### Data to use

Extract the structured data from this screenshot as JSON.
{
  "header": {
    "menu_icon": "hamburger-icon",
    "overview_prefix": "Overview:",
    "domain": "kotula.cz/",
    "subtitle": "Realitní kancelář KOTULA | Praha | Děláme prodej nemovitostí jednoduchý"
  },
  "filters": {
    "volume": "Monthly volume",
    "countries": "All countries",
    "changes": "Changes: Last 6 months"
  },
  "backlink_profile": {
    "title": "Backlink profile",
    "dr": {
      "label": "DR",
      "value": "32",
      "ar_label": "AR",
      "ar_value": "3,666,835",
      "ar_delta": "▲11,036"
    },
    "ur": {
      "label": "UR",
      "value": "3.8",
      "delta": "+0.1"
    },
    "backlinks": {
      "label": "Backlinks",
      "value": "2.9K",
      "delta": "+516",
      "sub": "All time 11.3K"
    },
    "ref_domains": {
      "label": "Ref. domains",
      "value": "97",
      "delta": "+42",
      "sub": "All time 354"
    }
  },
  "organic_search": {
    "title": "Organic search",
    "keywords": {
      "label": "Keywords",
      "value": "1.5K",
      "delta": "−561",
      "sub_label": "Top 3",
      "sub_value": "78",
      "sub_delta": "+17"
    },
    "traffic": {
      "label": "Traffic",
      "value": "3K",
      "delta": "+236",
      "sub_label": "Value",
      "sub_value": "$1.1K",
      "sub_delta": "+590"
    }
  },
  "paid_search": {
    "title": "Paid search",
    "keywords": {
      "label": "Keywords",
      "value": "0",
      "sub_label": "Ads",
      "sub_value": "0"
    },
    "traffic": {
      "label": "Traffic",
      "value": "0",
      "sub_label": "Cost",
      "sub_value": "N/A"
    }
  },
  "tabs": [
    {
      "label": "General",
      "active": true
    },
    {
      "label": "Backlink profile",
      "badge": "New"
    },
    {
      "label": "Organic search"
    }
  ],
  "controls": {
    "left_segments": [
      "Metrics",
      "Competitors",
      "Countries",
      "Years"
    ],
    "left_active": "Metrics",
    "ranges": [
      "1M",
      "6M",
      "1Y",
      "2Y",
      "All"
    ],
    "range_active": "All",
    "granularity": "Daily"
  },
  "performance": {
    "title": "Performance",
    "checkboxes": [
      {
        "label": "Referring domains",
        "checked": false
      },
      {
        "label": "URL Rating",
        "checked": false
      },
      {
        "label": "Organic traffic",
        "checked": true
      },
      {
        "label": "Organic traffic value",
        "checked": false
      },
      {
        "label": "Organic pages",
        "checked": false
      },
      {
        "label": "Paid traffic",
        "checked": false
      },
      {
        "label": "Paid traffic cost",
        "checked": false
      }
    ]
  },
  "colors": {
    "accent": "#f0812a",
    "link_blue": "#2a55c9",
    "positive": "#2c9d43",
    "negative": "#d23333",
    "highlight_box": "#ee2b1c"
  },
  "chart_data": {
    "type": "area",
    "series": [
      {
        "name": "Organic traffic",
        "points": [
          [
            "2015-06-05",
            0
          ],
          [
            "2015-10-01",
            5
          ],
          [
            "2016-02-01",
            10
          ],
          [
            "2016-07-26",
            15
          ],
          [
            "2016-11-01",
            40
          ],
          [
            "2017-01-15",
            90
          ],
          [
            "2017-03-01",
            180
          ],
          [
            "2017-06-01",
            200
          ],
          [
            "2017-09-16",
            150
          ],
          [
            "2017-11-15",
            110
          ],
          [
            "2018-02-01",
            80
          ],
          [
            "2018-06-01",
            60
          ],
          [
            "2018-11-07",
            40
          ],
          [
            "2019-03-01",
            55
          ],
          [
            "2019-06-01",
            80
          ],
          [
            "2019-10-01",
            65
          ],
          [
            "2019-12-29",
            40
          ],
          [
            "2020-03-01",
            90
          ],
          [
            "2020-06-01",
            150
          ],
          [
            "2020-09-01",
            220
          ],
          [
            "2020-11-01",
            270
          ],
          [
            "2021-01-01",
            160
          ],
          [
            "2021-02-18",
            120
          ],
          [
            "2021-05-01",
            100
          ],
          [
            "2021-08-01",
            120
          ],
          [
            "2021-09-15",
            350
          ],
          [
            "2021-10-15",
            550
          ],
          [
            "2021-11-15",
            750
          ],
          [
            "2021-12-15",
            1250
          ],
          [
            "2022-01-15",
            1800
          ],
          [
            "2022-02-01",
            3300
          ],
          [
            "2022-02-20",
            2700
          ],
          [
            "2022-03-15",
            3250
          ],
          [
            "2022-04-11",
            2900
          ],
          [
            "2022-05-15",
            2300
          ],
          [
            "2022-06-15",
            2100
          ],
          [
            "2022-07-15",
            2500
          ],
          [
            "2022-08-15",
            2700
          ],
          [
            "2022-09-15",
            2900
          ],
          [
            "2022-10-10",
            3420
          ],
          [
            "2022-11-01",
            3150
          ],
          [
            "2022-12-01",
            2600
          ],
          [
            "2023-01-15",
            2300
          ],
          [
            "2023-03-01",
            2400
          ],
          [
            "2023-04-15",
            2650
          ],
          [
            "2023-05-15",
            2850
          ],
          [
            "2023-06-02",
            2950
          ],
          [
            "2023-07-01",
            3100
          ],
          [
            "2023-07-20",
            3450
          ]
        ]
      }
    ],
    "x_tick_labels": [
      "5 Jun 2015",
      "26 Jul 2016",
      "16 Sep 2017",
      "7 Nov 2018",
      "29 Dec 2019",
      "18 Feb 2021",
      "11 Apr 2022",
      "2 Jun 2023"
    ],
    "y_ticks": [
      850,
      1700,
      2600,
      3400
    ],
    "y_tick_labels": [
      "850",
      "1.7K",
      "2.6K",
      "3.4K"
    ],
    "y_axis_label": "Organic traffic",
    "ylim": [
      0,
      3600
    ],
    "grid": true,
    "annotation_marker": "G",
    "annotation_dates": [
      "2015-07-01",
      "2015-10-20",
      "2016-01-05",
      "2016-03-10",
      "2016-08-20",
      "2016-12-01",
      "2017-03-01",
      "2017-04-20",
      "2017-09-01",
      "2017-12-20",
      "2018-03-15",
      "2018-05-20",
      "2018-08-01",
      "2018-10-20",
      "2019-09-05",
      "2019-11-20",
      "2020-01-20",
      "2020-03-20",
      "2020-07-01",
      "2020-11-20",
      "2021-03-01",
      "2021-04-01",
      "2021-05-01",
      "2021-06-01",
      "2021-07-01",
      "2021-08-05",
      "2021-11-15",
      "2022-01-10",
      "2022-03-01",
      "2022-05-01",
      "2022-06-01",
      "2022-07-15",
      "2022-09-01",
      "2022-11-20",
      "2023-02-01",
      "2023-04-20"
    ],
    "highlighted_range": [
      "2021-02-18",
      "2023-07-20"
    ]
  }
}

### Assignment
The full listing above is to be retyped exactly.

### Expected output
Extract the structured data from this screenshot as JSON.
{
  "header": {
    "menu_icon": "hamburger-icon",
    "overview_prefix": "Overview:",
    "domain": "kotula.cz/",
    "subtitle": "Realitní kancelář KOTULA | Praha | Děláme prodej nemovitostí jednoduchý"
  },
  "filters": {
    "volume": "Monthly volume",
    "countries": "All countries",
    "changes": "Changes: Last 6 months"
  },
  "backlink_profile": {
    "title": "Backlink profile",
    "dr": {
      "label": "DR",
      "value": "32",
      "ar_label": "AR",
      "ar_value": "3,666,835",
      "ar_delta": "▲11,036"
    },
    "ur": {
      "label": "UR",
      "value": "3.8",
      "delta": "+0.1"
    },
    "backlinks": {
      "label": "Backlinks",
      "value": "2.9K",
      "delta": "+516",
      "sub": "All time 11.3K"
    },
    "ref_domains": {
      "label": "Ref. domains",
      "value": "97",
      "delta": "+42",
      "sub": "All time 354"
    }
  },
  "organic_search": {
    "title": "Organic search",
    "keywords": {
      "label": "Keywords",
      "value": "1.5K",
      "delta": "−561",
      "sub_label": "Top 3",
      "sub_value": "78",
      "sub_delta": "+17"
    },
    "traffic": {
      "label": "Traffic",
      "value": "3K",
      "delta": "+236",
      "sub_label": "Value",
      "sub_value": "$1.1K",
      "sub_delta": "+590"
    }
  },
  "paid_search": {
    "title": "Paid search",
    "keywords": {
      "label": "Keywords",
      "value": "0",
      "sub_label": "Ads",
      "sub_value": "0"
    },
    "traffic": {
      "label": "Traffic",
      "value": "0",
      "sub_label": "Cost",
      "sub_value": "N/A"
    }
  },
  "tabs": [
    {
      "label": "General",
      "active": true
    },
    {
      "label": "Backlink profile",
      "badge": "New"
    },
    {
      "label": "Organic search"
    }
  ],
  "controls": {
    "left_segments": [
      "Metrics",
      "Competitors",
      "Countries",
      "Years"
    ],
    "left_active": "Metrics",
    "ranges": [
      "1M",
      "6M",
      "1Y",
      "2Y",
      "All"
    ],
    "range_active": "All",
    "granularity": "Daily"
  },
  "performance": {
    "title": "Performance",
    "checkboxes": [
      {
        "label": "Referring domains",
        "checked": false
      },
      {
        "label": "URL Rating",
        "checked": false
      },
      {
        "label": "Organic traffic",
        "checked": true
      },
      {
        "label": "Organic traffic value",
        "checked": false
      },
      {
        "label": "Organic pages",
        "checked": false
      },
      {
        "label": "Paid traffic",
        "checked": false
      },
      {
        "label": "Paid traffic cost",
        "checked": false
      }
    ]
  },
  "colors": {
    "accent": "#f0812a",
    "link_blue": "#2a55c9",
    "positive": "#2c9d43",
    "negative": "#d23333",
    "highlight_box": "#ee2b1c"
  },
  "chart_data": {
    "type": "area",
    "series": [
      {
        "name": "Organic traffic",
        "points": [
          [
            "2015-06-05",
            0
          ],
          [
            "2015-10-01",
            5
          ],
          [
            "2016-02-01",
            10
          ],
          [
            "2016-07-26",
            15
          ],
          [
            "2016-11-01",
            40
          ],
          [
            "2017-01-15",
            90
          ],
          [
            "2017-03-01",
            180
          ],
          [
            "2017-06-01",
            200
          ],
          [
            "2017-09-16",
            150
          ],
          [
            "2017-11-15",
            110
          ],
          [
            "2018-02-01",
            80
          ],
          [
            "2018-06-01",
            60
          ],
          [
            "2018-11-07",
            40
          ],
          [
            "2019-03-01",
            55
          ],
          [
            "2019-06-01",
            80
          ],
          [
            "2019-10-01",
            65
          ],
          [
            "2019-12-29",
            40
          ],
          [
            "2020-03-01",
            90
          ],
          [
            "2020-06-01",
            150
          ],
          [
            "2020-09-01",
            220
          ],
          [
            "2020-11-01",
            270
          ],
          [
            "2021-01-01",
            160
          ],
          [
            "2021-02-18",
            120
          ],
          [
            "2021-05-01",
            100
          ],
          [
            "2021-08-01",
            120
          ],
          [
            "2021-09-15",
            350
          ],
          [
            "2021-10-15",
            550
          ],
          [
            "2021-11-15",
            750
          ],
          [
            "2021-12-15",
            1250
          ],
          [
            "2022-01-15",
            1800
          ],
          [
            "2022-02-01",
            3300
          ],
          [
            "2022-02-20",
            2700
          ],
          [
            "2022-03-15",
            3250
          ],
          [
            "2022-04-11",
            2900
          ],
          [
            "2022-05-15",
            2300
          ],
          [
            "2022-06-15",
            2100
          ],
          [
            "2022-07-15",
            2500
          ],
          [
            "2022-08-15",
            2700
          ],
          [
            "2022-09-15",
            2900
          ],
          [
            "2022-10-10",
            3420
          ],
          [
            "2022-11-01",
            3150
          ],
          [
            "2022-12-01",
            2600
          ],
          [
            "2023-01-15",
            2300
          ],
          [
            "2023-03-01",
            2400
          ],
          [
            "2023-04-15",
            2650
          ],
          [
            "2023-05-15",
            2850
          ],
          [
            "2023-06-02",
            2950
          ],
          [
            "2023-07-01",
            3100
          ],
          [
            "2023-07-20",
            3450
          ]
        ]
      }
    ],
    "x_tick_labels": [
      "5 Jun 2015",
      "26 Jul 2016",
      "16 Sep 2017",
      "7 Nov 2018",
      "29 Dec 2019",
      "18 Feb 2021",
      "11 Apr 2022",
      "2 Jun 2023"
    ],
    "y_ticks": [
      850,
      1700,
      2600,
      3400
    ],
    "y_tick_labels": [
      "850",
      "1.7K",
      "2.6K",
      "3.4K"
    ],
    "y_axis_label": "Organic traffic",
    "ylim": [
      0,
      3600
    ],
    "grid": true,
    "annotation_marker": "G",
    "annotation_dates": [
      "2015-07-01",
      "2015-10-20",
      "2016-01-05",
      "2016-03-10",
      "2016-08-20",
      "2016-12-01",
      "2017-03-01",
      "2017-04-20",
      "2017-09-01",
      "2017-12-20",
      "2018-03-15",
      "2018-05-20",
      "2018-08-01",
      "2018-10-20",
      "2019-09-05",
      "2019-11-20",
      "2020-01-20",
      "2020-03-20",
      "2020-07-01",
      "2020-11-20",
      "2021-03-01",
      "2021-04-01",
      "2021-05-01",
      "2021-06-01",
      "2021-07-01",
      "2021-08-05",
      "2021-11-15",
      "2022-01-10",
      "2022-03-01",
      "2022-05-01",
      "2022-06-01",
      "2022-07-15",
      "2022-09-01",
      "2022-11-20",
      "2023-02-01",
      "2023-04-20"
    ],
    "highlighted_range": [
      "2021-02-18",
      "2023-07-20"
    ]
  }
}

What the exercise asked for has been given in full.